Understanding the relationship between variables

When analyzing many variables, scatter plots and correlation coefficients can quickly uncover patterns and reduce a large amount of data to a subset of interesting relationships.

Correlation describes the strength of relationship between two variables. A correlation coefficient ranges from -1 to +1. +1 indicates a perfect positive linear relationship, and -1 indicates a perfect negative linear relationship. Zero indicates the variables are uncorrelated and there is no linear relationship. Normally the correlation coefficient lies somewhere between these values.

  1. Open the file New York Neighborhoods.xlsx.
  2. Click a cell in the dataset.
  3. On the Analyse-it ribbon tab, in the Statistical Analyses group, click Multivariate, and then click Correlation Matrix.
    The analysis task pane opens.
  4. In the Model drop-down list, select Multivariate.
  5. In the Y variables list box, select Affordability, Transit, Shopping & Services, Crime, Food, Schools, Diversity, Creative, Housing Quality, Green Space, Wellness, Nightlife.
  6. Select Correlation and Color maps.
  7. On the Analyse-it ribbon tab, in the Correlation group, click Scatter matrix, and then click Scatter Plot with Density Ellipses and Histograms.
  8. In the Density ellipse edit box, enter 75%.
  9. Click Calculate.
    The results are calculated and the analysis report opens.
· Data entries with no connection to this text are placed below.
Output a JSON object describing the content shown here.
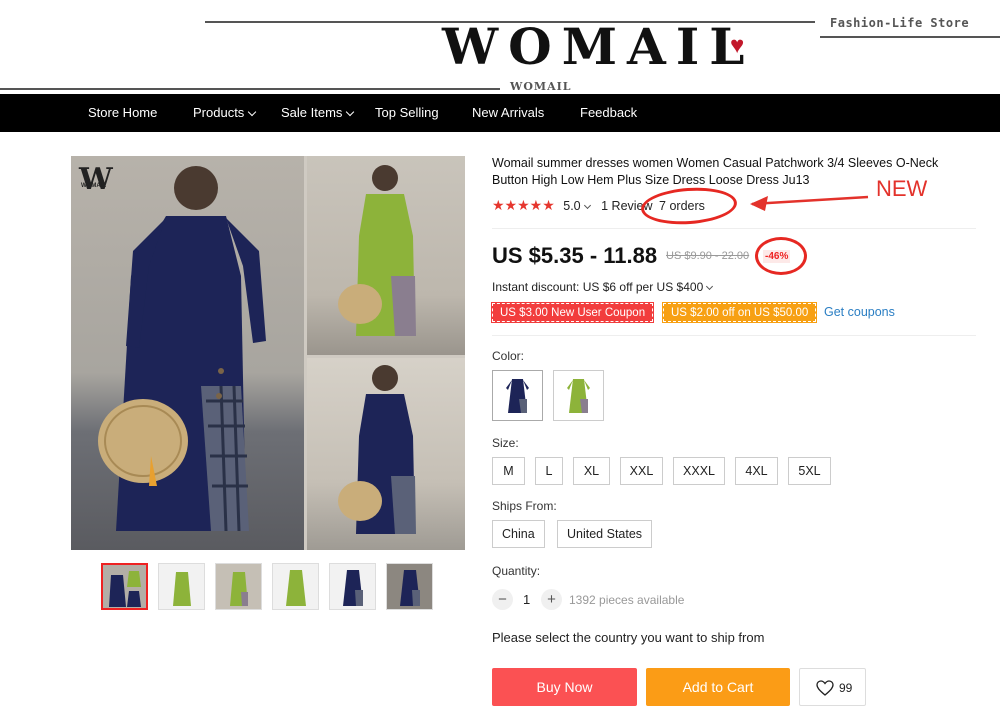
{
  "header": {
    "logo": "WOMAIL",
    "logo_sub": "WOMAIL",
    "tagline": "Fashion-Life Store"
  },
  "nav": {
    "items": [
      {
        "label": "Store Home",
        "dropdown": false
      },
      {
        "label": "Products",
        "dropdown": true
      },
      {
        "label": "Sale Items",
        "dropdown": true
      },
      {
        "label": "Top Selling",
        "dropdown": false
      },
      {
        "label": "New Arrivals",
        "dropdown": false
      },
      {
        "label": "Feedback",
        "dropdown": false
      }
    ]
  },
  "gallery": {
    "brand_mark": "W",
    "brand_mark_small": "WOMAIL",
    "thumbnails": [
      {
        "color": "navy+green",
        "selected": true
      },
      {
        "color": "green",
        "selected": false
      },
      {
        "color": "green",
        "selected": false
      },
      {
        "color": "green",
        "selected": false
      },
      {
        "color": "navy",
        "selected": false
      },
      {
        "color": "navy",
        "selected": false
      }
    ]
  },
  "product": {
    "title": "Womail summer dresses women Women Casual Patchwork 3/4 Sleeves O-Neck Button High Low Hem Plus Size Dress Loose Dress Ju13",
    "rating": "5.0",
    "reviews": "1 Review",
    "orders": "7 orders",
    "annotation": "NEW",
    "price": "US $5.35 - 11.88",
    "original_price": "US $9.90 - 22.00",
    "discount": "-46%",
    "instant_discount": "Instant discount: US $6 off per US $400",
    "coupons": [
      "US $3.00 New User Coupon",
      "US $2.00 off on US $50.00"
    ],
    "get_coupons": "Get coupons",
    "color_label": "Color:",
    "colors": [
      "navy",
      "green"
    ],
    "size_label": "Size:",
    "sizes": [
      "M",
      "L",
      "XL",
      "XXL",
      "XXXL",
      "4XL",
      "5XL"
    ],
    "ships_from_label": "Ships From:",
    "ships_from": [
      "China",
      "United States"
    ],
    "quantity_label": "Quantity:",
    "quantity": "1",
    "available": "1392 pieces available",
    "ship_note": "Please select the country you want to ship from",
    "buy_now": "Buy Now",
    "add_to_cart": "Add to Cart",
    "wishlist_count": "99"
  },
  "colors": {
    "accent_red": "#e62822",
    "buy_button": "#fb5153",
    "cart_button": "#fb9c16",
    "link": "#2a7ec3",
    "nav_bg": "#000000"
  }
}
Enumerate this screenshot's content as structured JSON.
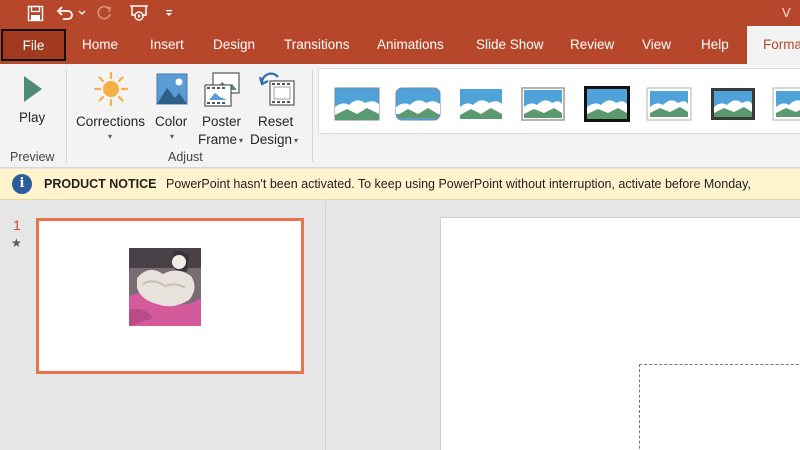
{
  "titlebar": {
    "title_fragment": "V"
  },
  "tabs": [
    {
      "id": "file",
      "label": "File"
    },
    {
      "id": "home",
      "label": "Home"
    },
    {
      "id": "insert",
      "label": "Insert"
    },
    {
      "id": "design",
      "label": "Design"
    },
    {
      "id": "transitions",
      "label": "Transitions"
    },
    {
      "id": "animations",
      "label": "Animations"
    },
    {
      "id": "slideshow",
      "label": "Slide Show"
    },
    {
      "id": "review",
      "label": "Review"
    },
    {
      "id": "view",
      "label": "View"
    },
    {
      "id": "help",
      "label": "Help"
    },
    {
      "id": "format",
      "label": "Forma"
    }
  ],
  "ribbon": {
    "preview": {
      "play_label": "Play",
      "group_label": "Preview"
    },
    "adjust": {
      "corrections_label": "Corrections",
      "color_label": "Color",
      "poster_frame_label_1": "Poster",
      "poster_frame_label_2": "Frame",
      "reset_design_label_1": "Reset",
      "reset_design_label_2": "Design",
      "group_label": "Adjust"
    },
    "video_styles_count": 8,
    "selected_style_index": 4
  },
  "notice": {
    "title": "PRODUCT NOTICE",
    "message": "PowerPoint hasn't been activated. To keep using PowerPoint without interruption, activate before Monday,"
  },
  "slides": {
    "number": "1",
    "star": "★"
  },
  "colors": {
    "accent": "#b7472a",
    "selection": "#e8734e",
    "notice_bg": "#fff4ce",
    "info_icon": "#2b5d9c"
  },
  "icons": {
    "save": "save-icon",
    "undo": "undo-icon",
    "redo": "redo-icon",
    "start_from_beginning": "slideshow-start-icon",
    "customize": "customize-qat-icon",
    "info": "info-icon"
  }
}
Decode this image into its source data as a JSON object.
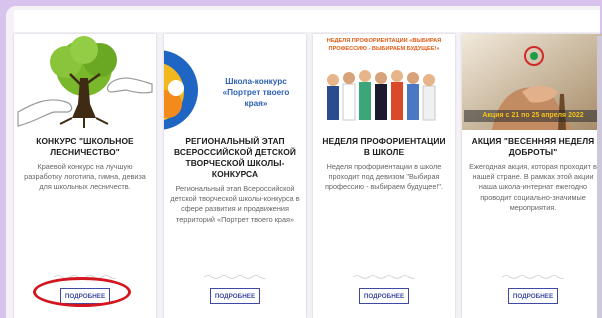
{
  "cards": [
    {
      "title": "КОНКУРС \"ШКОЛЬНОЕ ЛЕСНИЧЕСТВО\"",
      "description": "Краевой конкурс на лучшую разработку логотипа, гимна, девиза для школьных лесничеств.",
      "button": "ПОДРОБНЕЕ"
    },
    {
      "title": "РЕГИОНАЛЬНЫЙ ЭТАП ВСЕРОССИЙСКОЙ ДЕТСКОЙ ТВОРЧЕСКОЙ ШКОЛЫ-КОНКУРСА",
      "description": "Региональный этап Всероссийской детской творческой школы-конкурса в сфере развития и продвижения территорий «Портрет твоего края»",
      "button": "ПОДРОБНЕЕ",
      "image_text": "Школа-конкурс «Портрет твоего края»"
    },
    {
      "title": "НЕДЕЛЯ ПРОФОРИЕНТАЦИИ В ШКОЛЕ",
      "description": "Неделя профориентации в школе проходит под девизом \"Выбирая профессию - выбираем будущее!\".",
      "button": "ПОДРОБНЕЕ",
      "image_text": "НЕДЕЛЯ ПРОФОРИЕНТАЦИИ «ВЫБИРАЯ ПРОФЕССИЮ - ВЫБИРАЕМ БУДУЩЕЕ!»"
    },
    {
      "title": "АКЦИЯ \"ВЕСЕННЯЯ НЕДЕЛЯ ДОБРОТЫ\"",
      "description": "Ежегодная акция, которая проходит в нашей стране. В рамках этой акции наша школа-интернат ежегодно проводит социально-значимые мероприятия.",
      "button": "ПОДРОБНЕЕ",
      "image_text": "Акция с 21 по 25 апреля 2022"
    }
  ],
  "colors": {
    "accent": "#3d4aa3",
    "highlight": "#d3151f",
    "page": "#d8c2ee"
  }
}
The scatter plot matrix shows plots for all of the pairs of variables, and each plot shows the relationship between a pair of variables. The red ellipse contains the middle 75% of the neighborhoods and indicates whether the two variables are positively, negatively, or not correlated.

Scatter plot matrix(click to enlarge)

The correlation matrix shows the correlation coefficient for each pair of variables. Positively correlated variables are blue and negatively correlated variables are red, with the intensity dependent on the magnitude of the correlation.

Correlation matrix(click to enlarge)
Based on the scatter plot matrix and the correlation matrix, a few relationships are obvious:
  • Neighborhoods with affordable housing don’t offer good transit.
  • Better shopping also means a greater number of restaurants.
  • There is less creative capital in neighborhoods with high diversity.
  • Wellness seems almost completely unrelated to other factors.